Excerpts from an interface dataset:

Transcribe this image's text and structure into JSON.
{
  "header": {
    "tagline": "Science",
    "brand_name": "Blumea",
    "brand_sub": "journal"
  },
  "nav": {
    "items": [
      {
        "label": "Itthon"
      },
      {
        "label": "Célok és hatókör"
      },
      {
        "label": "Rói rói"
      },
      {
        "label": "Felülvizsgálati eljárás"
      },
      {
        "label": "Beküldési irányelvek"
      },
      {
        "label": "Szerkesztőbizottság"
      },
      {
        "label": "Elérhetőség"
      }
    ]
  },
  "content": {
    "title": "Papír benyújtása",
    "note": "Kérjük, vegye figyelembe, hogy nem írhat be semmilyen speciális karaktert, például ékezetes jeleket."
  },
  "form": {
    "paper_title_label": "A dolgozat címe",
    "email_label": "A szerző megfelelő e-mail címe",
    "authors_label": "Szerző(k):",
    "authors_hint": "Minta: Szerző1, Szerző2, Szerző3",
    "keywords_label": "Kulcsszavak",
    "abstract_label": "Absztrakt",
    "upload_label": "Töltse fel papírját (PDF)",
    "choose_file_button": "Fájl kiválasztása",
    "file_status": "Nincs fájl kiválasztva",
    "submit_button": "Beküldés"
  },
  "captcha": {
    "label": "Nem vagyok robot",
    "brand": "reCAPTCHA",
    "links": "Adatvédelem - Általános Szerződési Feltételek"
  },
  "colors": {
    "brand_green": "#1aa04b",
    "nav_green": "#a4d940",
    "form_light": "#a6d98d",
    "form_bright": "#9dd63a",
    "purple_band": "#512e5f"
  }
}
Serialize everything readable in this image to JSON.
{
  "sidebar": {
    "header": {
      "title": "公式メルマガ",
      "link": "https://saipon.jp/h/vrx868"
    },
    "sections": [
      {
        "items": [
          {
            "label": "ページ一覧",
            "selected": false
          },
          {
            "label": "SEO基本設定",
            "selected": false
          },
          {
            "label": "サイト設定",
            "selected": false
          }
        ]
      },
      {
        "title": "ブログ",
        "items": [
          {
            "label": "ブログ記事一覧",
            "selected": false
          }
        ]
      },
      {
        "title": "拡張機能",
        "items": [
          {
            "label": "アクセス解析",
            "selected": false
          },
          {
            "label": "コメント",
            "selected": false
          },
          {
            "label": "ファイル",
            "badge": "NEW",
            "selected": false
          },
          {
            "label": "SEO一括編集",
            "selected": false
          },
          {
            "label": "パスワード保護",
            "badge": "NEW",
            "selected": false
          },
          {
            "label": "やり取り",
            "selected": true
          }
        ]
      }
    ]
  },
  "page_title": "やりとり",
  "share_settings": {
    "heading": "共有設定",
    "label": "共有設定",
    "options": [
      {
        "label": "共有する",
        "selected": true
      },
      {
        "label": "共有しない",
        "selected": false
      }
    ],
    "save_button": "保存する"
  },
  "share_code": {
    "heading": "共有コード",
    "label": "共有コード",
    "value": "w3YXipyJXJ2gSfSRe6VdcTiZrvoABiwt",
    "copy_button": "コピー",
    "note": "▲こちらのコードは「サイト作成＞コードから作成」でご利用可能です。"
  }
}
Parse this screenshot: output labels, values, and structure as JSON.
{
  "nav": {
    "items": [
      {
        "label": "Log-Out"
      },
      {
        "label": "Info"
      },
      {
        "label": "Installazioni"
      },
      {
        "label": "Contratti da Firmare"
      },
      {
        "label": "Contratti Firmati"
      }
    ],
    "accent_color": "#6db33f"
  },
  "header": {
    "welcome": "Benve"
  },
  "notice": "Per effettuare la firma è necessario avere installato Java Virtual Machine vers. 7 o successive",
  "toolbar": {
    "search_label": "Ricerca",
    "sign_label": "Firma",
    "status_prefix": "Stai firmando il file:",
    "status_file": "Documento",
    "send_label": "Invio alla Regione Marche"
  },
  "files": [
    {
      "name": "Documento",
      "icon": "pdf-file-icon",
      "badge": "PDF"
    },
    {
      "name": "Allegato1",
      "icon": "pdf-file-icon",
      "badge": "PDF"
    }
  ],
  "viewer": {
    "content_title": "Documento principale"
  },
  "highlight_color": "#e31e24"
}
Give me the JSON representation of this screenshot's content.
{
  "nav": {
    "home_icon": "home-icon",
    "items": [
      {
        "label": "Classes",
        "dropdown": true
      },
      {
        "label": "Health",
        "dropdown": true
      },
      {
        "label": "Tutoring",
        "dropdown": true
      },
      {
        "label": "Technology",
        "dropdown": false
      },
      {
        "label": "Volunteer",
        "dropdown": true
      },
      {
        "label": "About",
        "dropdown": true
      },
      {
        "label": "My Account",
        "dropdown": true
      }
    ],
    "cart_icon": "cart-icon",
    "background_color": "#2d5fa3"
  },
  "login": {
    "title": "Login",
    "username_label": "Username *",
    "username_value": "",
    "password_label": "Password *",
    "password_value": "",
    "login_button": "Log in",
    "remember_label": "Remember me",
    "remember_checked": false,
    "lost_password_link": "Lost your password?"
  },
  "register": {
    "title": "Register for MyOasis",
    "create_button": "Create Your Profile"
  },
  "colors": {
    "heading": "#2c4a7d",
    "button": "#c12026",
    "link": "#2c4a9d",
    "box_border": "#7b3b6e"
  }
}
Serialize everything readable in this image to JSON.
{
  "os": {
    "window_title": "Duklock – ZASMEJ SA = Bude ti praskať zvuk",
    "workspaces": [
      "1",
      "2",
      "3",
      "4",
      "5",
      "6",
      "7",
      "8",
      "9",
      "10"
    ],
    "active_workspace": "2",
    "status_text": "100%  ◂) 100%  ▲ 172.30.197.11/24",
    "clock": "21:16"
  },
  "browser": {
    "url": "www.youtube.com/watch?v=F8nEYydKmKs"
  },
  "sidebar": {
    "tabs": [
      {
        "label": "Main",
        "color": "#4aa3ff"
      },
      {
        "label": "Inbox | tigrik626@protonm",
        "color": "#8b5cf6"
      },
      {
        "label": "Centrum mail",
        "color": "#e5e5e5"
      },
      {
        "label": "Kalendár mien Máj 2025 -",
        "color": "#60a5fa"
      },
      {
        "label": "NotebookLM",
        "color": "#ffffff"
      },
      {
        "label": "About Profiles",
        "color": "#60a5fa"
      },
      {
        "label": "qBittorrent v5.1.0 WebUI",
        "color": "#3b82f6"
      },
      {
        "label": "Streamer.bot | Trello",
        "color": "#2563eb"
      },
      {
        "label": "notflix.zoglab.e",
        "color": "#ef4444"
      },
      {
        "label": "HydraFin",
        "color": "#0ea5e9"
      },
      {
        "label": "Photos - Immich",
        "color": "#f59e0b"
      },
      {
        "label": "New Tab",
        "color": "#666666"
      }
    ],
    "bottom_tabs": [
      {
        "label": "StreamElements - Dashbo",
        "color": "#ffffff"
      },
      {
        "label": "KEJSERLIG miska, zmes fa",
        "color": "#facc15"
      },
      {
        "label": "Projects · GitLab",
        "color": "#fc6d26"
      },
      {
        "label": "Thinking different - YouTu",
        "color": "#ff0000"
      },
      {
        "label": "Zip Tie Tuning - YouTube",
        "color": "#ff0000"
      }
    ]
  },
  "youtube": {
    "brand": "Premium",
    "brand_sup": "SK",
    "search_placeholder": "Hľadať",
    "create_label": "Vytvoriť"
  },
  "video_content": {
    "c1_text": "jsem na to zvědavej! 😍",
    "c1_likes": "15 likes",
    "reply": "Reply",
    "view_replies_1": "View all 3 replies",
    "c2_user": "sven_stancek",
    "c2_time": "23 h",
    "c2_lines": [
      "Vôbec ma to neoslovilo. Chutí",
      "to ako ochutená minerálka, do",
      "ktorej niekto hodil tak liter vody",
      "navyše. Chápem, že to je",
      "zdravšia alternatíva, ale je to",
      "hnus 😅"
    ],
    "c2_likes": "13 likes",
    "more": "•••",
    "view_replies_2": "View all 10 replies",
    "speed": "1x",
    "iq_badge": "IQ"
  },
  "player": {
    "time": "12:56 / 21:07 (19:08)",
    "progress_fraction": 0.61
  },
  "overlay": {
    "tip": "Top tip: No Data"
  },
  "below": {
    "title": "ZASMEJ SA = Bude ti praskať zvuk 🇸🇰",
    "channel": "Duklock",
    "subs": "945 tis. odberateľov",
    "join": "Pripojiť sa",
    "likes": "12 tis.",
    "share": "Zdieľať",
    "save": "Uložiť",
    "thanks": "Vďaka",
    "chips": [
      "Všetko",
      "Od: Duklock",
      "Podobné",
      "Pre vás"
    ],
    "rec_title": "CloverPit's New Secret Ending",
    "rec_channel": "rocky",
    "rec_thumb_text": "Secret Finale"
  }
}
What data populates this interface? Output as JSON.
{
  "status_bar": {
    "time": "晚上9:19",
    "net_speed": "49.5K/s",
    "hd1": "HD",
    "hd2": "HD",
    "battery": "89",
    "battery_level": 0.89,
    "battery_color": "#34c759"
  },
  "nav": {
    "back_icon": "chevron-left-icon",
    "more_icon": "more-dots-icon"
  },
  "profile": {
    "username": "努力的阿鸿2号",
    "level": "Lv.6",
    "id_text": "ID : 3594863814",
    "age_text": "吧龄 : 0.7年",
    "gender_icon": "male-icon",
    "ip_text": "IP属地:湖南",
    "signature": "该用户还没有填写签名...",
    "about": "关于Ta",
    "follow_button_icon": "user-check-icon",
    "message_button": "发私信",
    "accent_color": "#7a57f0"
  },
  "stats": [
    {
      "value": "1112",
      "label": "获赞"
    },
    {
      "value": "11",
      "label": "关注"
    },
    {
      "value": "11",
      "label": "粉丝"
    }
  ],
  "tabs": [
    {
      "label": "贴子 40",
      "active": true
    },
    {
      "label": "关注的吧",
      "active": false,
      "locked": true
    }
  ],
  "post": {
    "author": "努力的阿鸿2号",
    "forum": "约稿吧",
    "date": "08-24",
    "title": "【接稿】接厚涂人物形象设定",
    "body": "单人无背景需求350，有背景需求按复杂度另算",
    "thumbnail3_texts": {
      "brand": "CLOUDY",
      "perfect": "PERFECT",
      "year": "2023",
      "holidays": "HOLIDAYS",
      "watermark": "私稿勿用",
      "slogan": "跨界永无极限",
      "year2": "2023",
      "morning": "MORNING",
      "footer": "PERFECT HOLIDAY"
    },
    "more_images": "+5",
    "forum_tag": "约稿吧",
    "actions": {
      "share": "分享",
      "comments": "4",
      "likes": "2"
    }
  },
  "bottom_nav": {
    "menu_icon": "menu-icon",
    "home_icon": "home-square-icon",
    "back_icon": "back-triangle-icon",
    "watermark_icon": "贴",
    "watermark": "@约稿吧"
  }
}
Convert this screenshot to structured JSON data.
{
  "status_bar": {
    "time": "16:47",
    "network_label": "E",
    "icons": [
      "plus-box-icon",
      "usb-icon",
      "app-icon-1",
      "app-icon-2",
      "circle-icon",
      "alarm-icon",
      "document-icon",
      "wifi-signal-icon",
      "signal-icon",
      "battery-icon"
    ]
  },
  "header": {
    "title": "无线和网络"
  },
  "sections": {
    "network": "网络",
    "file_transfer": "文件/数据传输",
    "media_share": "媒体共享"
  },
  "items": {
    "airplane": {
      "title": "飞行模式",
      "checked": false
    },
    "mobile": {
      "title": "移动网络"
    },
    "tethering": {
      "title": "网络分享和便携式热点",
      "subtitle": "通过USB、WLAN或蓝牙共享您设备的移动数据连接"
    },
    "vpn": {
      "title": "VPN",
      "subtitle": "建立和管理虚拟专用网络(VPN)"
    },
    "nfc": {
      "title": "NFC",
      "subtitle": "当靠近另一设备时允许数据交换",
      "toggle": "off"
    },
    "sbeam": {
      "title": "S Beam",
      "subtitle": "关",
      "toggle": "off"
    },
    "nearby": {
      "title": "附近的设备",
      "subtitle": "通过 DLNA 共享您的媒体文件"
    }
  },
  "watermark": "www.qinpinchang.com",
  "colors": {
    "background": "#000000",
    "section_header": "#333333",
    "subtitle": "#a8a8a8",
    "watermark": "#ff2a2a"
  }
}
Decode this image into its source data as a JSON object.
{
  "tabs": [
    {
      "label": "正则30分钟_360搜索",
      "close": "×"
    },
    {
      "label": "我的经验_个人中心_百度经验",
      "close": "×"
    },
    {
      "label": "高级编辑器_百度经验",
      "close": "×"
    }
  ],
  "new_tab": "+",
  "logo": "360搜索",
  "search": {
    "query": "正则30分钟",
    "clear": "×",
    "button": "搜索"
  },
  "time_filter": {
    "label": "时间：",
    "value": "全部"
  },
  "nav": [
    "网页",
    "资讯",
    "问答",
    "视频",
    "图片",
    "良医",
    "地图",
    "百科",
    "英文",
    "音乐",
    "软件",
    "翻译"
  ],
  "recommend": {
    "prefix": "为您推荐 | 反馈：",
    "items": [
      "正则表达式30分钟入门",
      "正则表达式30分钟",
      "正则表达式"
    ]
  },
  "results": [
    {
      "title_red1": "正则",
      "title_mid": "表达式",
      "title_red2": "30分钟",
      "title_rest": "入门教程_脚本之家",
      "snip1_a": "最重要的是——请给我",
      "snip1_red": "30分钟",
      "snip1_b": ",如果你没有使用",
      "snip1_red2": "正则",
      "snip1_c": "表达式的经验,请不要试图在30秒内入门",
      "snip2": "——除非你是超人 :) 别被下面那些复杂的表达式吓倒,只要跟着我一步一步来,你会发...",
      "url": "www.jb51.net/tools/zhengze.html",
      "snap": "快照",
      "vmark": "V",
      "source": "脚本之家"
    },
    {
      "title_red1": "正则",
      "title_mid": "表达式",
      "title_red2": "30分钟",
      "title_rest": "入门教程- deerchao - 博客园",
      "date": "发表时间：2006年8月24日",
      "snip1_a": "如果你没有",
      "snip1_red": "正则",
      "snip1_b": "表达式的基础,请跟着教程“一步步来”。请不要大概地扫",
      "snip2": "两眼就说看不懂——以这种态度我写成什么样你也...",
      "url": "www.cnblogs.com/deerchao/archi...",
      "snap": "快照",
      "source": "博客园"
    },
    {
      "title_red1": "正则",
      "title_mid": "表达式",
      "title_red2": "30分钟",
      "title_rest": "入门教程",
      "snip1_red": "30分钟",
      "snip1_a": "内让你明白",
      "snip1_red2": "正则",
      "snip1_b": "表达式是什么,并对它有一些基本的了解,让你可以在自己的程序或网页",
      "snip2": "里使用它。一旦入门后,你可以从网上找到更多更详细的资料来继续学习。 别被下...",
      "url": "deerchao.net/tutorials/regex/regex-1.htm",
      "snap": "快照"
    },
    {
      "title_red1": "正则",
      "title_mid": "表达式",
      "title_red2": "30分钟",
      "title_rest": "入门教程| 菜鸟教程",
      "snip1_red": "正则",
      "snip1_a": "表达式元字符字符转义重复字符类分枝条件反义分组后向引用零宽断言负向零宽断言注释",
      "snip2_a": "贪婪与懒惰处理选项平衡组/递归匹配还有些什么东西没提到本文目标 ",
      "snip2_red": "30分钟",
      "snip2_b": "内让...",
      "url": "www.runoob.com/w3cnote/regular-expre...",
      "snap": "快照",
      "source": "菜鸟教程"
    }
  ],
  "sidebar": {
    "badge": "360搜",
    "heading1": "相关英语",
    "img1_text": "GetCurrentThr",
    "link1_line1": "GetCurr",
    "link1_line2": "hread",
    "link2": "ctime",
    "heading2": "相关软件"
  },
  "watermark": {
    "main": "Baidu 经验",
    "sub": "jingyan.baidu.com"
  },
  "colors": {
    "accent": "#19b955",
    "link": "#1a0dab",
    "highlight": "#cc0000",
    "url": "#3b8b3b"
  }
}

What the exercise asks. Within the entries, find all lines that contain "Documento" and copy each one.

Your solution.
    "status_file": "Documento",
      "name": "Documento",
    "content_title": "Documento principale"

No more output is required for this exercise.